While we are still experimenting in class with infrared, I think we are done using the TrackStar track this time around. Overall, I really feel that this technology accomplished what I wanted it to. This technology is very user friendly, both on the front end in producing the track, and on the back end when the student is trying to access the information. The user really only needs to understand where to enter the initial web address, then the track #. Beyond that, they need only point and click on the links, and navigate the individual pages. No html code is needed, and there are tutorials and examples on the homepage of the website.

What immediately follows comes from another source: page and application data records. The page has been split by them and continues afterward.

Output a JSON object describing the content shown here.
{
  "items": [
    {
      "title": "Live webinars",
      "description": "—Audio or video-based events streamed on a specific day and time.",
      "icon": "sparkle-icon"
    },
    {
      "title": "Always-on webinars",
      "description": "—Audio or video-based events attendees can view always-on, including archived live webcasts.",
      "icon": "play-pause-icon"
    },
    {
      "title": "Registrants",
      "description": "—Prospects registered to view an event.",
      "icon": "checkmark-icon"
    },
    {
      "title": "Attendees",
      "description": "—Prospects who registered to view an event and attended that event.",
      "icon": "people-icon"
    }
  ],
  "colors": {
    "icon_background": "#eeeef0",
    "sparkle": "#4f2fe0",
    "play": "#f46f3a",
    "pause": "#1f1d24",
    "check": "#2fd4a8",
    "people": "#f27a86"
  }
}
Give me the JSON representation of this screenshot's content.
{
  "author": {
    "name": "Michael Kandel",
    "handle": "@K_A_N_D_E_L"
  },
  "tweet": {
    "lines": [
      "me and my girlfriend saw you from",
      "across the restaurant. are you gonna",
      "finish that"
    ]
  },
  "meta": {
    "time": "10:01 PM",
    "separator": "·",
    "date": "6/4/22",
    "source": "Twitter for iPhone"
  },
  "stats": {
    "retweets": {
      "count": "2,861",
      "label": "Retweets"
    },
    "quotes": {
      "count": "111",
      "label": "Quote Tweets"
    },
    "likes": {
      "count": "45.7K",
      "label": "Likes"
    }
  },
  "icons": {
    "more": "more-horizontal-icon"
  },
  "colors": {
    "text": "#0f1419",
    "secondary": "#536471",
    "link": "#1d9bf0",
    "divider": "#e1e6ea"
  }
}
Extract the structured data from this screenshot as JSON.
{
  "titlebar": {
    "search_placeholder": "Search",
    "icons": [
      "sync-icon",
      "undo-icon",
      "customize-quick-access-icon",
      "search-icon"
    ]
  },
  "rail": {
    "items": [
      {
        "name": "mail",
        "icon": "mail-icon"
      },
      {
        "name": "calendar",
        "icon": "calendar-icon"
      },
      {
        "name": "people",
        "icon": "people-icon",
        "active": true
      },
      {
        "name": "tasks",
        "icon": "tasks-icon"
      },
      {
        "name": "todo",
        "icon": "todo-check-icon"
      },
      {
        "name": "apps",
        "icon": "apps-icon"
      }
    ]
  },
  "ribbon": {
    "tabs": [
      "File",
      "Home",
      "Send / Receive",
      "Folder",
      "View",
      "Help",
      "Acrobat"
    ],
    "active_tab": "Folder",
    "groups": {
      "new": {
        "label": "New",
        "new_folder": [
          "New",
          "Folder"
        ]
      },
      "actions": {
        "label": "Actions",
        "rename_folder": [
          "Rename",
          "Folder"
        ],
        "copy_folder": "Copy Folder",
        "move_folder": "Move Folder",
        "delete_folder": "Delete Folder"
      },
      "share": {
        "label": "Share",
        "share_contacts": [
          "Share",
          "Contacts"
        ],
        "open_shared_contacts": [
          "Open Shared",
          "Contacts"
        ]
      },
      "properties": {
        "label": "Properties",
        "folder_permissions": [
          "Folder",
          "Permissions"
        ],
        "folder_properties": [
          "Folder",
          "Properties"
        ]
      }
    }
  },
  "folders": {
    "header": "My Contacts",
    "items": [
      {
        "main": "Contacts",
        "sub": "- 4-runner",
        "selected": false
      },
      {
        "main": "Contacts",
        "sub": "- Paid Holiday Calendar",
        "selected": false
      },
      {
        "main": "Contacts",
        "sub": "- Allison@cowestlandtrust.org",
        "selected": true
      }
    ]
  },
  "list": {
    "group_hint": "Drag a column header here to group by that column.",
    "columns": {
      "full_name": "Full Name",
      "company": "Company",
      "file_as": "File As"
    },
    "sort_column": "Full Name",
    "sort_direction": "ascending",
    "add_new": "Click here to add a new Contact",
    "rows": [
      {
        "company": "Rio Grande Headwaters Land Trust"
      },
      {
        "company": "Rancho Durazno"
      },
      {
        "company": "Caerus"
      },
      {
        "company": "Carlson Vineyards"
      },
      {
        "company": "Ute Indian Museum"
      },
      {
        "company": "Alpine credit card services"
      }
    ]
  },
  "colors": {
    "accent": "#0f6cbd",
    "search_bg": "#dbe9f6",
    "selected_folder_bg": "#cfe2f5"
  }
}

This technology supports whatever kind of knowledge that is found on the internet, or that the teacher can activate using questions and notes above the viewing frame. In the example that we used in my class, I gave a short introduction, then students began by taking in images of infrared photography, and then reflecting in written form in their journals on what the "look" of this technique was. At this point, they have not been told, so they are using their visual observations to describe a form of photography that is really unique. Next, students looked at another gallery where a college student shows his infrared work, and offers various tips and tutorials. Most students only looked at his photos, the first time, but a number of students came back to his site without prompting, once they understood the basics of how the process worked. A wikipedia article summarized some scientific definitions of infrared and showed how infrared had been used in the past in film photography and also in more modern security systems. Finally, students watched a video on the procedure of make an infrared filter for their digital camera using household items and some scraps of exposed color film.

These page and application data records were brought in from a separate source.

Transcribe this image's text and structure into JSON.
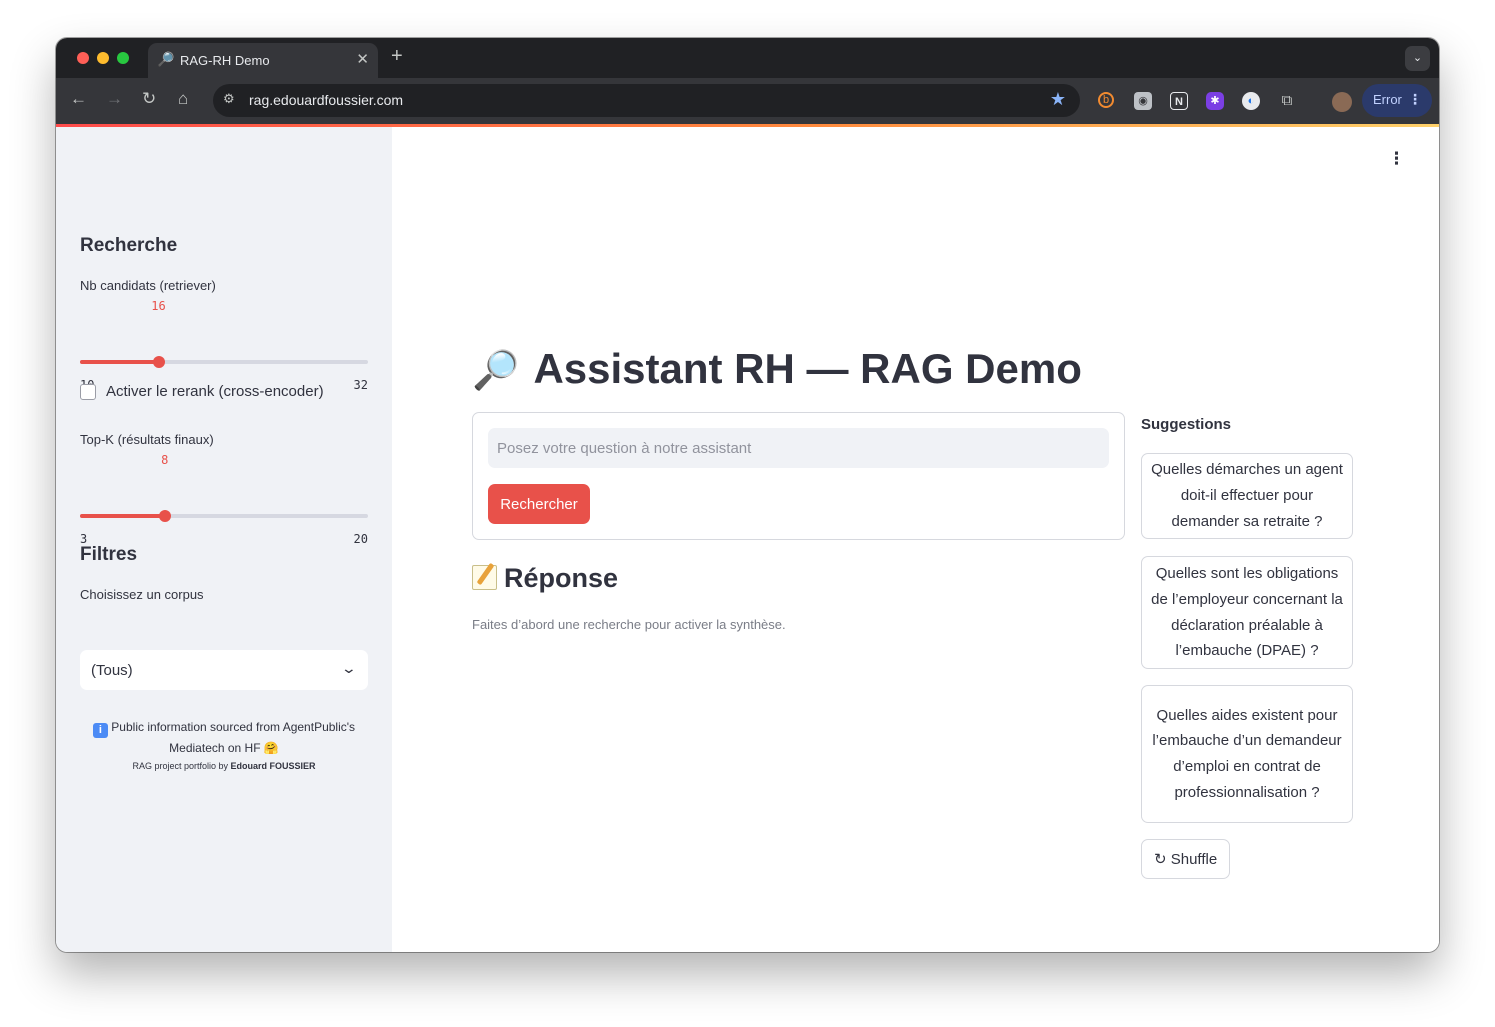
{
  "browser": {
    "tab_title": "RAG-RH Demo",
    "tab_favicon": "🔎",
    "tab_close": "✕",
    "new_tab": "+",
    "tabs_menu": "⌄",
    "url": "rag.edouardfoussier.com",
    "profile_status": "Error",
    "icons": [
      "back-arrow-icon",
      "forward-arrow-icon",
      "reload-icon",
      "home-icon",
      "site-info-icon",
      "bookmark-star-icon",
      "extension-icons",
      "puzzle-icon",
      "avatar",
      "kebab-icon"
    ]
  },
  "sidebar": {
    "search_heading": "Recherche",
    "retriever_slider": {
      "label": "Nb candidats (retriever)",
      "value": "16",
      "min": "10",
      "max": "32",
      "fraction": 0.2727
    },
    "rerank_checkbox": {
      "label": "Activer le rerank (cross-encoder)",
      "checked": false
    },
    "topk_slider": {
      "label": "Top-K (résultats finaux)",
      "value": "8",
      "min": "3",
      "max": "20",
      "fraction": 0.2941
    },
    "filters_heading": "Filtres",
    "corpus_select": {
      "label": "Choisissez un corpus",
      "value": "(Tous)"
    },
    "note_text": "Public information sourced from AgentPublic's Mediatech on HF 🤗",
    "note_icon": "i",
    "credit_prefix": "RAG project portfolio by ",
    "credit_author": "Edouard FOUSSIER"
  },
  "main": {
    "title_icon": "🔎",
    "title": "Assistant RH — RAG Demo",
    "query_placeholder": "Posez votre question à notre assistant",
    "search_button": "Rechercher",
    "answer_heading": "Réponse",
    "answer_hint": "Faites d’abord une recherche pour activer la synthèse.",
    "suggestions_heading": "Suggestions",
    "suggestions": [
      "Quelles démarches un agent doit-il effectuer pour demander sa retraite ?",
      "Quelles sont les obligations de l’employeur concernant la déclaration préalable à l’embauche (DPAE) ?",
      "Quelles aides existent pour l’embauche d’un demandeur d’emploi en contrat de professionnalisation ?"
    ],
    "shuffle_button": "↻ Shuffle"
  },
  "colors": {
    "accent": "#e8514a",
    "sidebar_bg": "#f0f2f6",
    "text": "#31333f"
  }
}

The technology allowed students to work through the information at their own pace, review as needed and reflect as they continued their learning. My preparation for teaching was focused on research and understanding, rather than tedious creation of documents, handouts, and photocopying. Students will also be able to access the information from home, if needed, both now and in the future. Future access of the information is not dependent on whether or not they purchased a textbook or lost the handout. In the initial reading of the track, the knowledge is individual, but once we had a group discussion it was clear that we were discussing shared knowledge. It was as if the students had been to the same lecture, or seen the same power point presentation. There is of course varied levels of understandings, but these can be assessed later in reading the journal reflections. By using this technology, students successfully and quickly moved from a surface understanding of infrared photography to creating a tool, then creating a product. All of this learning and processing was initially accessed, then sped along by access through technology, leading to authentic results in the world outside the computer.